Christians, since their own breaking away from Judaism at the time of the apostles, have been opposed to Judaism that its proponents did not do likewise. To them, the Jews are guilty of deicide, treachery and failure to recognize the Messiah. This prejudice has stood at the root of the social practices of antisemitism for centuries.
Christian Identity is an ideology which asserts that the white Aryan race is God's chosen race and that whites comprise the ten lost tribes of Israel. There is no single document that expresses this belief system. Adherents refer to the Bible to justify their racist ideals. Interpreting the Book of Genesis, Christian Identity followers assert that Adam was preceded by other, lesser races, identified as "the beasts of the field" (Gen. 1:25). Eve was seduced by the snake (Satan) and gave birth to two seed lines: Cain, the direct descendent of Satan and Eve, and Able, who was of good Aryan stock through Adam. Cain then became the progenitor of the Jews in his subsequent matings with the non-Adamic races. Christian Identity adherents believe the Jews are predisposed to carry on a conspiracy against the Adamic seed line and today have achieved almost complete control of the earth. This is referred to as the two-seedline doctrine, which provides Christian Identity followers with a biblical justification for hatred.

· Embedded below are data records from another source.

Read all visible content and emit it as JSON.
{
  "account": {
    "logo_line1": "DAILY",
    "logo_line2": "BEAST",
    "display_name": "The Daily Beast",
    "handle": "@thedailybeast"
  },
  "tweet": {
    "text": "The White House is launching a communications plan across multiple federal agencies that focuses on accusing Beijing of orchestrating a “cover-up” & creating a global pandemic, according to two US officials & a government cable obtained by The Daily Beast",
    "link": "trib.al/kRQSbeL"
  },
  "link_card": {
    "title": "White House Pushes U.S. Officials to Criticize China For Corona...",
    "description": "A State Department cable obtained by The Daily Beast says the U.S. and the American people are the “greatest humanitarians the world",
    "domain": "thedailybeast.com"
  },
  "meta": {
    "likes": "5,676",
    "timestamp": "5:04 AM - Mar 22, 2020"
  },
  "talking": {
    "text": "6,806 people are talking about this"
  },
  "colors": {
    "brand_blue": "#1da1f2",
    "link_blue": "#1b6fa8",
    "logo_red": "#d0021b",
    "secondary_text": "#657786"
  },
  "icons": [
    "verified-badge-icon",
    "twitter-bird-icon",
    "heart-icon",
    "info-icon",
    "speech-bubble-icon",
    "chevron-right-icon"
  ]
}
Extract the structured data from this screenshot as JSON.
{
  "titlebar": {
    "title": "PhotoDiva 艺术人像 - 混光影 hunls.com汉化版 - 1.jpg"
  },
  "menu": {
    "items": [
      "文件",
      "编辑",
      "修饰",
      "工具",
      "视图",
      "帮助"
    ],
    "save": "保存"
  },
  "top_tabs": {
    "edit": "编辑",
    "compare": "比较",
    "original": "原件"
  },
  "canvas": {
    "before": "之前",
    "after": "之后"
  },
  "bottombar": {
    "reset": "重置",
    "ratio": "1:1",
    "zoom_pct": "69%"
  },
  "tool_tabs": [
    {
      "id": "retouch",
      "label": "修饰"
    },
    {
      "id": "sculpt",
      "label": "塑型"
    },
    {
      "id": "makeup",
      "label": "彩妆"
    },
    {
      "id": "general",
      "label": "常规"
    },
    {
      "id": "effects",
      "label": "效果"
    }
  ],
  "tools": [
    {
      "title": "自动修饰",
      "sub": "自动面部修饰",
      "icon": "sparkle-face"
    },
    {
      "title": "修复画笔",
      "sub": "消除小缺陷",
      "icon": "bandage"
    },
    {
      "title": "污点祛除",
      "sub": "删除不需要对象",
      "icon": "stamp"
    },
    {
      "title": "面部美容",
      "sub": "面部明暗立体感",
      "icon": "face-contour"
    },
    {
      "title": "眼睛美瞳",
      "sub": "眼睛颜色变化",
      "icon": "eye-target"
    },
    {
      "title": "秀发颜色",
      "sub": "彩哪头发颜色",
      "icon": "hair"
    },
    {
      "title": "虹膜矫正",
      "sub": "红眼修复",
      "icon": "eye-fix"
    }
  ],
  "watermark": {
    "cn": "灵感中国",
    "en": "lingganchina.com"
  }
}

The roots of the Christian Identity movement can be traced back to British-Israelism, the conviction that the British are the lineal descendants of the "ten lost tribes" of Israel. It is a belief that existed for some time before it became a movement in the second half of the 19th century. The writings of John Wilson helped to extend the idea of British-Israelism to Anglo-Israelism, which included other Teutonic peoples -- mostly northern European peoples from Germany, Italy, France and Switzerland. British-Israelism was brought to America in the early part of the 1920s, where it remained decentralized until the 1930s. At that time, the movement underwent the final transformation to become what we know as Christian Identity, at which time its ties to the original English movement were cut and it became distinctly American.
Wesley Swift is considered the single most significant figure in the early years of the Christian Identity movement in the United States. He popularized it in the right-wing by "combining British-Israelism, a demonic anti-Semitism, and political extremism." 21 He founded his own church in California in the mid 1940s where he could preach this ideology. In addition, he had a daily radio broadcast in California during the 1950s and 60s, through which he was able to proclaim his ideology to a large audience. With Swift's efforts, the message of his church spread, leading to the creation of similar churches throughout the country. In 1957, the name of his church was changed to The Church of Jesus Christ Christian, which is used today by Aryan Nations (AN) churches.